The development offers valuable appetite and weight control/ management strategies to stop obesity epidemic.
A team at Imperial College and University of Glasgow have developed an effective method for delivery of small molecules to the colon which target receptors in region of the gut involved in appetite regulation and metabolic control. The development offers valuable appetite and weight control/ management strategies to stop obesity epidemic. Product can be used as an ingredient in diet foods or supplements, as a post-diet weight management supplement and in medical foods.
Non-Digestible Carbohydrates (NDC) are indigestible in the small intestine and are broken down in the colon through fermentation by bacteria. Studies have shown that diets high in NDC can lead to weight loss. Use of NDCs is currently limited as the amount needed to induce appetite control greatly exceeds typical dietary intake. Short chain fatty acids (SCFA) are the major end products of NDC fermentation in the colon and play a key role in appetite regulation. The delivery system overcomes the high loading challenge and is specific in its delivery of SCFA to the colon to control weight gain.
The technology has been validated in clinical trials. In an acute (7 day) randomised controlled study in humans following an ad libitum diet, supplementation with the delivery system resulted in a mean reduction in food intake of 14%. In a 24 week double-blind randomised trial, subjects consumed ~8% fewer calories and lost over 1kg body weight compared with the control. In addition, this technology shows promise in reducing intrahepatic and visceral fat, improved lipid and cholesterol profiles and liver function.

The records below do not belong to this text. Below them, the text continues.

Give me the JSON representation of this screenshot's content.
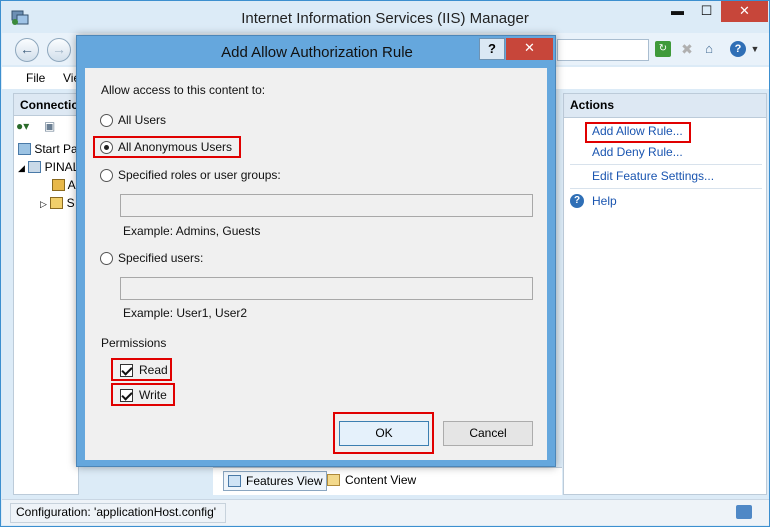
{
  "window": {
    "title": "Internet Information Services (IIS) Manager",
    "min_glyph": "▬",
    "max_glyph": "☐",
    "close_glyph": "✕"
  },
  "nav": {
    "back_glyph": "←",
    "forward_glyph": "→"
  },
  "menubar": {
    "file": "File",
    "view": "Vie"
  },
  "connections": {
    "header": "Connections",
    "tree": [
      {
        "label": "Start Page"
      },
      {
        "label": "PINAL"
      },
      {
        "label": "A"
      },
      {
        "label": "S"
      }
    ]
  },
  "actions": {
    "header": "Actions",
    "add_allow_rule": "Add Allow Rule...",
    "add_deny_rule": "Add Deny Rule...",
    "edit_feature_settings": "Edit Feature Settings...",
    "help": "Help"
  },
  "view_tabs": {
    "features_view": "Features View",
    "content_view": "Content View"
  },
  "status": {
    "configuration": "Configuration: 'applicationHost.config'"
  },
  "dialog": {
    "title": "Add Allow Authorization Rule",
    "help_glyph": "?",
    "close_glyph": "✕",
    "allow_access_label": "Allow access to this content to:",
    "options": {
      "all_users": "All Users",
      "all_anonymous_users": "All Anonymous Users",
      "specified_roles": "Specified roles or user groups:",
      "specified_users": "Specified users:"
    },
    "selected_option": "All Anonymous Users",
    "roles_value": "",
    "roles_example": "Example: Admins, Guests",
    "users_value": "",
    "users_example": "Example: User1, User2",
    "permissions_label": "Permissions",
    "read_label": "Read",
    "read_checked": true,
    "write_label": "Write",
    "write_checked": true,
    "ok_label": "OK",
    "cancel_label": "Cancel"
  },
  "colors": {
    "highlight": "#e00000",
    "link": "#1a55b0",
    "dialog_frame": "#65a7dd",
    "close_button": "#c7463a"
  }
}
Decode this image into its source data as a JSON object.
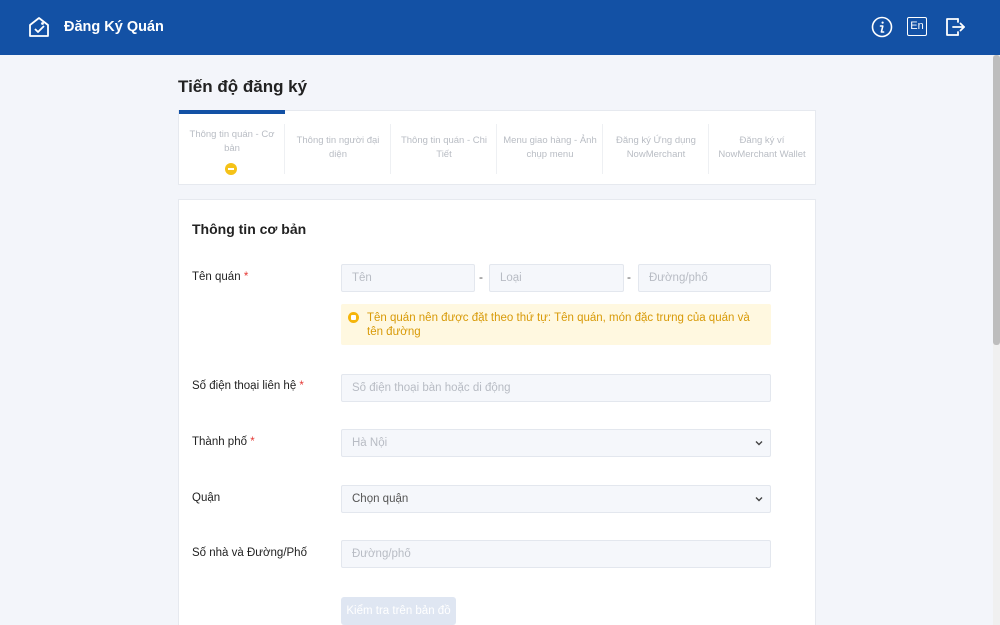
{
  "header": {
    "app_title": "Đăng Ký Quán",
    "lang_label": "En",
    "icons": [
      "store-logo-icon",
      "info-icon",
      "language-icon",
      "logout-icon"
    ],
    "bg_color": "#1351a5"
  },
  "page_title": "Tiến độ đăng ký",
  "steps": [
    {
      "label": "Thông tin quán - Cơ bản",
      "active": true
    },
    {
      "label": "Thông tin người đại diện",
      "active": false
    },
    {
      "label": "Thông tin quán - Chi Tiết",
      "active": false
    },
    {
      "label": "Menu giao hàng - Ảnh chụp menu",
      "active": false
    },
    {
      "label": "Đăng ký Ứng dụng NowMerchant",
      "active": false
    },
    {
      "label": "Đăng ký ví NowMerchant Wallet",
      "active": false
    }
  ],
  "form": {
    "title": "Thông tin cơ bản",
    "required_mark": "*",
    "separator": "-",
    "shop_name": {
      "label": "Tên quán",
      "placeholders": {
        "name": "Tên",
        "type": "Loại",
        "street": "Đường/phố"
      },
      "hint": "Tên quán nên được đặt theo thứ tự: Tên quán, món đặc trưng của quán và tên đường"
    },
    "phone": {
      "label": "Số điện thoại liên hệ",
      "placeholder": "Số điện thoại bàn hoặc di động"
    },
    "city": {
      "label": "Thành phố",
      "value": "Hà Nội"
    },
    "district": {
      "label": "Quận",
      "value": "Chọn quận"
    },
    "address": {
      "label": "Số nhà và Đường/Phố",
      "placeholder": "Đường/phố"
    },
    "map_button": "Kiểm tra trên bản đồ"
  }
}
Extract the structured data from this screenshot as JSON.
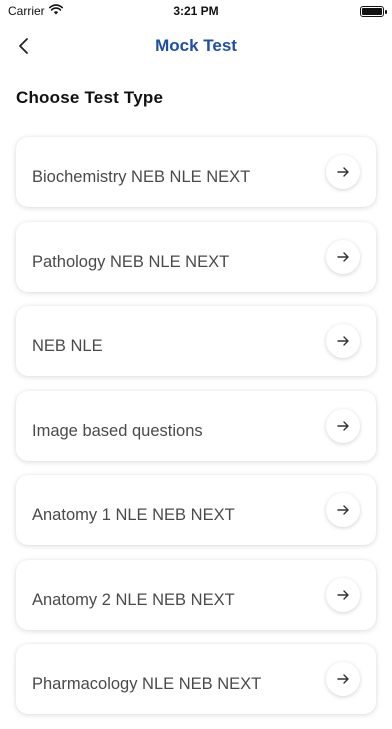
{
  "status_bar": {
    "carrier": "Carrier",
    "time": "3:21 PM"
  },
  "nav": {
    "title": "Mock Test"
  },
  "section": {
    "title": "Choose Test Type"
  },
  "test_types": [
    {
      "label": "Biochemistry NEB NLE NEXT"
    },
    {
      "label": "Pathology NEB NLE NEXT"
    },
    {
      "label": "NEB NLE"
    },
    {
      "label": "Image based questions"
    },
    {
      "label": "Anatomy 1 NLE NEB NEXT"
    },
    {
      "label": "Anatomy 2 NLE NEB NEXT"
    },
    {
      "label": "Pharmacology NLE NEB NEXT"
    }
  ],
  "icons": {
    "back": "chevron-left-icon",
    "item_action": "arrow-right-icon"
  },
  "colors": {
    "accent": "#1f4fa3",
    "card_text": "#4a4a4a"
  }
}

This technology is protected by a international patent application (pending in EU, USA, Australia, Japan, India and China).